# [Exercise instructions]
Please repeat the entries below exactly as written, leaving out any images.

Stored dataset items
┌──

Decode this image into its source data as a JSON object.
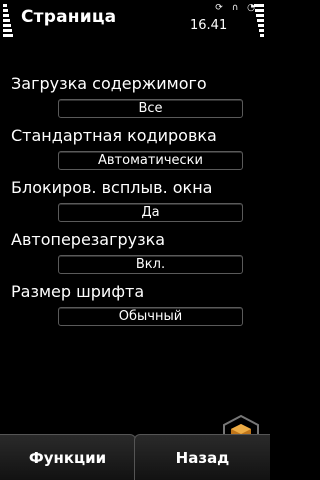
{
  "status": {
    "title": "Страница",
    "time": "16.41"
  },
  "settings": [
    {
      "label": "Загрузка содержимого",
      "value": "Все"
    },
    {
      "label": "Стандартная кодировка",
      "value": "Автоматически"
    },
    {
      "label": "Блокиров. всплыв. окна",
      "value": "Да"
    },
    {
      "label": "Автоперезагрузка",
      "value": "Вкл."
    },
    {
      "label": "Размер шрифта",
      "value": "Обычный"
    }
  ],
  "softkeys": {
    "left": "Функции",
    "right": "Назад"
  },
  "colors": {
    "background": "#000000",
    "field_border": "#5a5a5a",
    "softkey_top": "#2a2a2a",
    "watermark_orange": "#e08a1e"
  }
}
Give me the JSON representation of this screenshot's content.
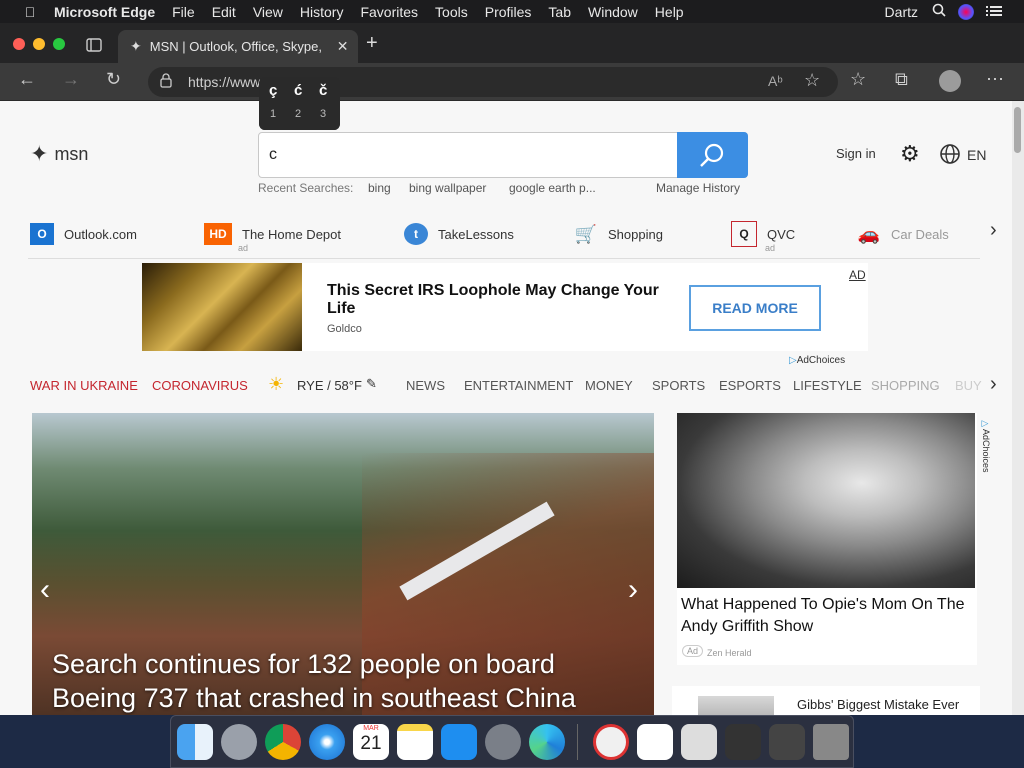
{
  "menubar": {
    "app_name": "Microsoft Edge",
    "items": [
      "File",
      "Edit",
      "View",
      "History",
      "Favorites",
      "Tools",
      "Profiles",
      "Tab",
      "Window",
      "Help"
    ],
    "user": "Dartz"
  },
  "tab": {
    "title": "MSN | Outlook, Office, Skype,"
  },
  "address": {
    "url": "https://www"
  },
  "accent_popup": {
    "chars": [
      "ç",
      "ć",
      "č"
    ],
    "nums": [
      "1",
      "2",
      "3"
    ]
  },
  "msn": {
    "logo_text": "msn",
    "search_value": "c",
    "recent_label": "Recent Searches:",
    "recent": [
      "bing",
      "bing wallpaper",
      "google earth p..."
    ],
    "manage_history": "Manage History",
    "sign_in": "Sign in",
    "lang": "EN"
  },
  "quicklinks": [
    {
      "label": "Outlook.com",
      "ad": ""
    },
    {
      "label": "The Home Depot",
      "ad": "ad"
    },
    {
      "label": "TakeLessons",
      "ad": ""
    },
    {
      "label": "Shopping",
      "ad": ""
    },
    {
      "label": "QVC",
      "ad": "ad"
    },
    {
      "label": "Car Deals",
      "ad": ""
    }
  ],
  "ad_banner": {
    "title": "This Secret IRS Loophole May Change Your Life",
    "source": "Goldco",
    "cta": "READ MORE",
    "ad_tag": "AD",
    "adchoices": "AdChoices"
  },
  "nav": {
    "hot": [
      "WAR IN UKRAINE",
      "CORONAVIRUS"
    ],
    "weather": "RYE / 58°F",
    "items": [
      "NEWS",
      "ENTERTAINMENT",
      "MONEY",
      "SPORTS",
      "ESPORTS",
      "LIFESTYLE",
      "SHOPPING",
      "BUY"
    ]
  },
  "hero": {
    "headline": "Search continues for 132 people on board Boeing 737 that crashed in southeast China"
  },
  "side_card": {
    "title": "What Happened To Opie's Mom On The Andy Griffith Show",
    "ad_badge": "Ad",
    "source": "Zen Herald",
    "adchoices": "AdChoices"
  },
  "side_card2": {
    "title": "Gibbs' Biggest Mistake Ever"
  },
  "dock": {
    "calendar_month": "MAR",
    "calendar_day": "21"
  },
  "colors": {
    "accent": "#3c8ee3",
    "hot_link": "#c4262e"
  }
}
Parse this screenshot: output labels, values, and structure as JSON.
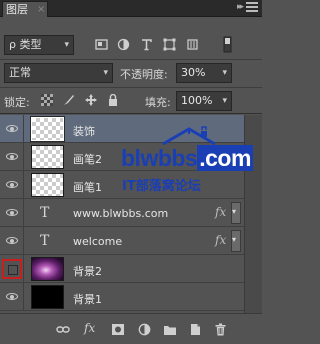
{
  "panel": {
    "tab_label": "图层",
    "tab_close": "×"
  },
  "filter": {
    "kind_label": "类型",
    "kind_prefix": "ρ"
  },
  "blend": {
    "mode": "正常",
    "opacity_label": "不透明度:",
    "opacity_value": "30%"
  },
  "lock": {
    "label": "锁定:",
    "fill_label": "填充:",
    "fill_value": "100%"
  },
  "layers": [
    {
      "name": "装饰",
      "type": "raster",
      "visible": true,
      "selected": true
    },
    {
      "name": "画笔2",
      "type": "raster",
      "visible": true,
      "selected": false
    },
    {
      "name": "画笔1",
      "type": "raster",
      "visible": true,
      "selected": false
    },
    {
      "name": "www.blwbbs.com",
      "type": "text",
      "visible": true,
      "selected": false,
      "effects": true
    },
    {
      "name": "welcome",
      "type": "text",
      "visible": true,
      "selected": false,
      "effects": true
    },
    {
      "name": "背景2",
      "type": "raster",
      "visible": false,
      "selected": false
    },
    {
      "name": "背景1",
      "type": "raster",
      "visible": true,
      "selected": false
    }
  ],
  "text_glyph": "T",
  "fx_label": "fx",
  "watermark": {
    "main": "blwbbs",
    "com": ".com",
    "sub": "IT部落窝论坛"
  },
  "colors": {
    "panel": "#535353",
    "selected_row": "#5f6b7d",
    "highlight_box": "#c81e1e",
    "watermark_blue": "#1a3fb5"
  }
}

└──

# [Response to the task]
Decode this image into its source data as a JSON object.
{
  "status": {
    "title": "Страница",
    "time": "16.41"
  },
  "settings": [
    {
      "label": "Загрузка содержимого",
      "value": "Все"
    },
    {
      "label": "Стандартная кодировка",
      "value": "Автоматически"
    },
    {
      "label": "Блокиров. всплыв. окна",
      "value": "Да"
    },
    {
      "label": "Автоперезагрузка",
      "value": "Вкл."
    },
    {
      "label": "Размер шрифта",
      "value": "Обычный"
    }
  ],
  "softkeys": {
    "left": "Функции",
    "right": "Назад"
  },
  "colors": {
    "background": "#000000",
    "field_border": "#5a5a5a",
    "softkey_top": "#2a2a2a",
    "watermark_orange": "#e08a1e"
  }
}
Give me the JSON representation of this screenshot's content.
{
  "menubar": {
    "app_name": "Microsoft Edge",
    "items": [
      "File",
      "Edit",
      "View",
      "History",
      "Favorites",
      "Tools",
      "Profiles",
      "Tab",
      "Window",
      "Help"
    ],
    "user": "Dartz"
  },
  "tab": {
    "title": "MSN | Outlook, Office, Skype,"
  },
  "address": {
    "url": "https://www"
  },
  "accent_popup": {
    "chars": [
      "ç",
      "ć",
      "č"
    ],
    "nums": [
      "1",
      "2",
      "3"
    ]
  },
  "msn": {
    "logo_text": "msn",
    "search_value": "c",
    "recent_label": "Recent Searches:",
    "recent": [
      "bing",
      "bing wallpaper",
      "google earth p..."
    ],
    "manage_history": "Manage History",
    "sign_in": "Sign in",
    "lang": "EN"
  },
  "quicklinks": [
    {
      "label": "Outlook.com",
      "ad": ""
    },
    {
      "label": "The Home Depot",
      "ad": "ad"
    },
    {
      "label": "TakeLessons",
      "ad": ""
    },
    {
      "label": "Shopping",
      "ad": ""
    },
    {
      "label": "QVC",
      "ad": "ad"
    },
    {
      "label": "Car Deals",
      "ad": ""
    }
  ],
  "ad_banner": {
    "title": "This Secret IRS Loophole May Change Your Life",
    "source": "Goldco",
    "cta": "READ MORE",
    "ad_tag": "AD",
    "adchoices": "AdChoices"
  },
  "nav": {
    "hot": [
      "WAR IN UKRAINE",
      "CORONAVIRUS"
    ],
    "weather": "RYE / 58°F",
    "items": [
      "NEWS",
      "ENTERTAINMENT",
      "MONEY",
      "SPORTS",
      "ESPORTS",
      "LIFESTYLE",
      "SHOPPING",
      "BUY"
    ]
  },
  "hero": {
    "headline": "Search continues for 132 people on board Boeing 737 that crashed in southeast China"
  },
  "side_card": {
    "title": "What Happened To Opie's Mom On The Andy Griffith Show",
    "ad_badge": "Ad",
    "source": "Zen Herald",
    "adchoices": "AdChoices"
  },
  "side_card2": {
    "title": "Gibbs' Biggest Mistake Ever"
  },
  "dock": {
    "calendar_month": "MAR",
    "calendar_day": "21"
  },
  "colors": {
    "accent": "#3c8ee3",
    "hot_link": "#c4262e"
  }
}
Parse this screenshot: output labels, values, and structure as JSON.
{
  "panel": {
    "tab_label": "图层",
    "tab_close": "×"
  },
  "filter": {
    "kind_label": "类型",
    "kind_prefix": "ρ"
  },
  "blend": {
    "mode": "正常",
    "opacity_label": "不透明度:",
    "opacity_value": "30%"
  },
  "lock": {
    "label": "锁定:",
    "fill_label": "填充:",
    "fill_value": "100%"
  },
  "layers": [
    {
      "name": "装饰",
      "type": "raster",
      "visible": true,
      "selected": true
    },
    {
      "name": "画笔2",
      "type": "raster",
      "visible": true,
      "selected": false
    },
    {
      "name": "画笔1",
      "type": "raster",
      "visible": true,
      "selected": false
    },
    {
      "name": "www.blwbbs.com",
      "type": "text",
      "visible": true,
      "selected": false,
      "effects": true
    },
    {
      "name": "welcome",
      "type": "text",
      "visible": true,
      "selected": false,
      "effects": true
    },
    {
      "name": "背景2",
      "type": "raster",
      "visible": false,
      "selected": false
    },
    {
      "name": "背景1",
      "type": "raster",
      "visible": true,
      "selected": false
    }
  ],
  "text_glyph": "T",
  "fx_label": "fx",
  "watermark": {
    "main": "blwbbs",
    "com": ".com",
    "sub": "IT部落窝论坛"
  },
  "colors": {
    "panel": "#535353",
    "selected_row": "#5f6b7d",
    "highlight_box": "#c81e1e",
    "watermark_blue": "#1a3fb5"
  }
}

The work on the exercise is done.